Centrist and clueless
Liberal Democrats know what they're for: a second stimulus to create more investment and jobs at a time when the economy is still dangerously weak. Republicans ("conservative Republicans" is redundant) know what they're against: anything the Democrats are for. That leaves the centrist Blue Dog Democrats, who don't really know what they're for or what they're against.
Earlier this year the Blue Dogs, and many other Democrats, were saying they would welcome an end to the debate over health-care reform so they could turn their attention to jobs, jobs, jobs. But now that President Obama and Democratic legislative leaders have done that, the Blue Dogs have largely turned skittish.
Efforts by the leaders in both houses to pass bills that would save the jobs of teachers and police officers, maintain states' ability to make Medicaid payments and extend unemployment insurance have hit not only the expected bumps in the road (unified Republican opposition) but also fresh potholes: Blue Dog resistance to countercyclical spending. The House passed a second stimulus in December, and in theory this is what the Senate is belaboring. Although its version is far punier than the House's, the Senate stimulus bill, which had already been pared by such Scroogish expedients as cutting weekly unemployment benefits by $25 -- thank centrist Montana Democrat Jon Tester -- last week came a few votes short of the 60 to needed cut off a potential filibuster. And recent efforts by House Appropriations Committee Chairman David Obey to come up with funds to keep the states from devastating the ranks of teachers have had rough going at the hands of the Blue Dogs, not to mention the Republicans.
The downside of not passing any further stimulus legislation is clear: "Nothing will come of nothing," as Lear told Cordelia. In today's economy, alas, the government remains the only source of significant investment. According to the congressional panel overseeing the Troubled Asset Relief Program, banks are still not lending to small businesses. Beyond the realm of mom-and-pops, nonfinancial companies are hoarding cash -- a record-high $1.84 trillion, according to a Federal Reserve report this month -- but with unemployment still high and purchasing still low, they are not using it to expand.
The administration is rightly touting the large number of infrastructure projects funded by last year's stimulus that are finally underway this summer. But these projects have a finite time span, and absent a second stimulus, an infrastructure-led recovery is likely to run out of steam. Home construction is falling again. The possibility of a double-dip recession cannot be discounted.

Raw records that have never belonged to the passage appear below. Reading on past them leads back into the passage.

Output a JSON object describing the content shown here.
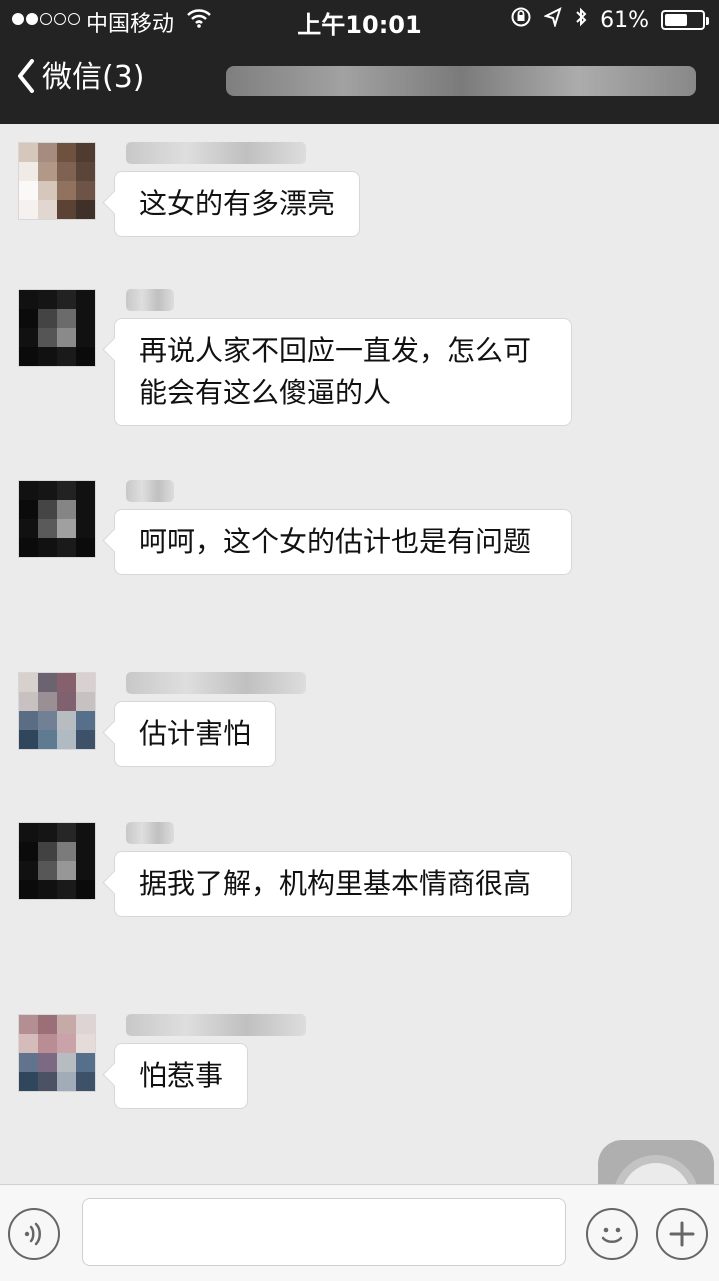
{
  "status_bar": {
    "carrier": "中国移动",
    "time": "上午10:01",
    "battery": "61%",
    "battery_level": 61,
    "icons": [
      "signal-dots",
      "wifi-icon",
      "lock-rotation-icon",
      "location-icon",
      "bluetooth-icon",
      "battery-icon"
    ]
  },
  "nav": {
    "back_label": "微信(3)",
    "title": "",
    "back_icon": "chevron-left-icon"
  },
  "messages": [
    {
      "id": "m1",
      "sender": "",
      "text": "这女的有多漂亮",
      "avatar_colors": [
        "#d4c2b5",
        "#9c7f6c",
        "#6f5140",
        "#4f3b2f"
      ]
    },
    {
      "id": "m2",
      "sender": "",
      "text": "再说人家不回应一直发，怎么可能会有这么傻逼的人",
      "avatar_colors": [
        "#111111",
        "#303030",
        "#5b5b5b",
        "#909090"
      ]
    },
    {
      "id": "m3",
      "sender": "",
      "text": "呵呵，这个女的估计也是有问题",
      "avatar_colors": [
        "#111111",
        "#2a2a2a",
        "#5a5a5a",
        "#8f8f8f"
      ]
    },
    {
      "id": "m4",
      "sender": "",
      "text": "估计害怕",
      "avatar_colors": [
        "#4b5c74",
        "#b6bec5",
        "#86606d",
        "#d7d0cd"
      ]
    },
    {
      "id": "m5",
      "sender": "",
      "text": "据我了解，机构里基本情商很高",
      "avatar_colors": [
        "#111111",
        "#2f2f2f",
        "#616161",
        "#979797"
      ]
    },
    {
      "id": "m6",
      "sender": "",
      "text": "怕惹事",
      "avatar_colors": [
        "#9a6f78",
        "#c6aaa8",
        "#4b5264",
        "#d9d1cf"
      ]
    }
  ],
  "input_bar": {
    "voice_icon": "voice-icon",
    "emoji_icon": "emoji-icon",
    "plus_icon": "plus-icon",
    "input_value": ""
  }
}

Until recently, virtually every Democratic member of Congress could be counted on to support some level of countercyclical spending. That was one of the basic ways Democrats distinguished themselves from the laissez-faire right. But today, the Blue Dogs insist on offsetting stimulus with cuts, which can create a self-negating position. Suppose you vote for a stimulus that enables the states to save teachers' jobs, while offsetting that expenditure at the federal level by reducing spending on, and jobs in, building rail lines. In aggregate economic terms, you may well have zeroed out the net effect of your action. It's hard to believe that anyone ran for office to craft such exquisitely balanced nullities.
The problem here is that the Blue Dogs, like much of the public, conflate the issues of the nation's long-term fiscal sustainability with the short-term deficits created by the worst downturn since the '30s. Thus the Democratic imperative of creating jobs in 2009 became, earlier this year, one of creating jobs and reducing the deficit, and now, for some Blue Dogs, has become chiefly one of reducing the deficit. In polls, meanwhile, the public rates "jobs" as its chief concern, with the deficit lagging far behind. But because this recession is deeper and longer than any since the '30s; because the job-creating component of the first stimulus, while considerable, was clearly too small; and because the administration did not concentrate those jobs in visible agencies, as Franklin Roosevelt did in the Works Progress Administration, only a minority of Americans credit the stimulus with saving or creating jobs. For millions of Americans, concern over the deficit is at least partly a concern over the government's broader inability, as yet, to "fix" the economy. Reducing the deficit now, however, will make the economy worse.
Yet the Blue Dogs' short-term deficit hawkery is more than bad economics. It's bad politics, too. Even pragmatic centrists -- especially pragmatic centrists -- have to be in favor of something. The Blue Dogs don't seem to know what exactly that might be.